As I mentioned, I have noticed is that when I am in a healthy relationship I am a much more productive and nicer person. Not everyone is like this. Some people are truly happy alone and independent. Some, on the other hand, need a relationship enough that a bad relationship is better than none. I respect that some people are like that. I’m in the middle there; I don’t need a relationship but a good one is better than a bad one or none.
Recently a friend of a friend was at my house. I’ll call him Caerus. He was only supposed to stay for a few minutes, but we enjoyed talking to one another—I think—and he was there for three hours and a meal, hit it off great with my daughter, smelled good . . .
And the next day I received one of those you-are-nice-and-I-hope-i-didn’t-give-you-the-wrong-idea e-mails.
But, as I said, he was there for hours, in one of those easy, non-embarrassing conversations, where you feel you KNOW the person. Or at least I did. I was so at ease.
When Caerus left, a funny thing happened: a pilot light went out on my stove. (My stove is from the 1950’s. I love it. But it has pilot lights.) I lit it, unconcerned, and it went out again. Immediately I tried to think of people I could call for help if I could not re light it, people who could help me shut off the main gas or make sure I did it right.

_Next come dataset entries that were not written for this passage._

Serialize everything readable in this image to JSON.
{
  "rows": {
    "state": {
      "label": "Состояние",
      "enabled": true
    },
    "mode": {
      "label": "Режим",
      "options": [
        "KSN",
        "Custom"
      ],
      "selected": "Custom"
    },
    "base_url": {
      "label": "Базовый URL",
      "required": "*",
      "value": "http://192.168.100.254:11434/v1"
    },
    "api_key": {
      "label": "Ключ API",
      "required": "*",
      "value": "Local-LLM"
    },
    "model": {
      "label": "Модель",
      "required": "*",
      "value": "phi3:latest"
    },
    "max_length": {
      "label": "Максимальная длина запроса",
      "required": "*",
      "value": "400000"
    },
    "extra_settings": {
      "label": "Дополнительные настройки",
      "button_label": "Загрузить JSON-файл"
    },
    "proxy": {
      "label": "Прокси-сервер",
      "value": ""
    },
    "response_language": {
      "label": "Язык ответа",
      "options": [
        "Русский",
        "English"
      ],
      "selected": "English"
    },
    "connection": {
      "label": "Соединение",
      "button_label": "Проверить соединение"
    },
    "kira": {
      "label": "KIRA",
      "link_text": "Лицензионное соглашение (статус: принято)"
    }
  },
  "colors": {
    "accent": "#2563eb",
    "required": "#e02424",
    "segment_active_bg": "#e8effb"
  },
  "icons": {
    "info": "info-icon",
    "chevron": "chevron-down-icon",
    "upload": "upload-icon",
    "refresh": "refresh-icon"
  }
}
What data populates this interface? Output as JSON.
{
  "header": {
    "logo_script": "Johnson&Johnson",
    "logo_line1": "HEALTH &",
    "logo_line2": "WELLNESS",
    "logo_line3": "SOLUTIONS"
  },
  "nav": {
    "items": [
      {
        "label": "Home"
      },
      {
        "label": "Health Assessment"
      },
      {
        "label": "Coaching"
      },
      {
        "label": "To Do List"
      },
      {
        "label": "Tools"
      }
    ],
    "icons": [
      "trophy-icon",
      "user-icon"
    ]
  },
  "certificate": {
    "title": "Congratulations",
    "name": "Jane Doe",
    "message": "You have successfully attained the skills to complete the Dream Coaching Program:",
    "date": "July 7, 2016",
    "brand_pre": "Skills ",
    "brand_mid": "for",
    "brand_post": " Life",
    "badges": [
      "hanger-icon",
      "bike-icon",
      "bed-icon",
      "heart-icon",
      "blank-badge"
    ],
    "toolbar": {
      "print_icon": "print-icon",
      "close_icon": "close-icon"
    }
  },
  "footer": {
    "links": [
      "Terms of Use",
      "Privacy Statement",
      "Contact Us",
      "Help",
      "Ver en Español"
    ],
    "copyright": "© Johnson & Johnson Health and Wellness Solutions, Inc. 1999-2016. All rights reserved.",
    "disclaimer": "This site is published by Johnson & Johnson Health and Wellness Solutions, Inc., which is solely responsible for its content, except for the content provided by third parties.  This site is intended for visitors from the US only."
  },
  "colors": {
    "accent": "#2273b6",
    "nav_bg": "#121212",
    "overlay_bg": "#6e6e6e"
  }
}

I longed for that kind of friend that both lives nearby and that you can call any time of day or night. With the ease the conversation with Caerus had, I thought that he might have grown into that type of friend. But he wasn’t/isn’t that type of friend.
Marriage/partnership is more—as anyone knows who has done it—than falling in love and gazing into one another’s eyes. It’s knowing you can say, “I can’t light the pilot,” and the person helping you without question or judgment.
I felt more alone looking at that damned stove than I had in years. No Friday night, no Valentine’s Day, no birthday alone ever made me feel as isolated as that pilot light.
And after I got that (*&^ thing lit, I remained sad, realizing that for years, whatever the problem is, either I have had figure it out myself or pay someone to do it.
It seems that the most intriguing thing about me, lately, is whether I am dating someone. People ask how I am. I tell what I am doing at work and how my daughter is doing and what our plans are and they keep asking How Are You? And after a while I say I am not dating anyone.
This has happened a lot, so after the second “How ARE you?” I just say I am not seeing anyone, and more often than not, the person blushes or stammer and admits that was the real question.
I did use some dating services, and that subject is so rich it gets its own blog post. Next week.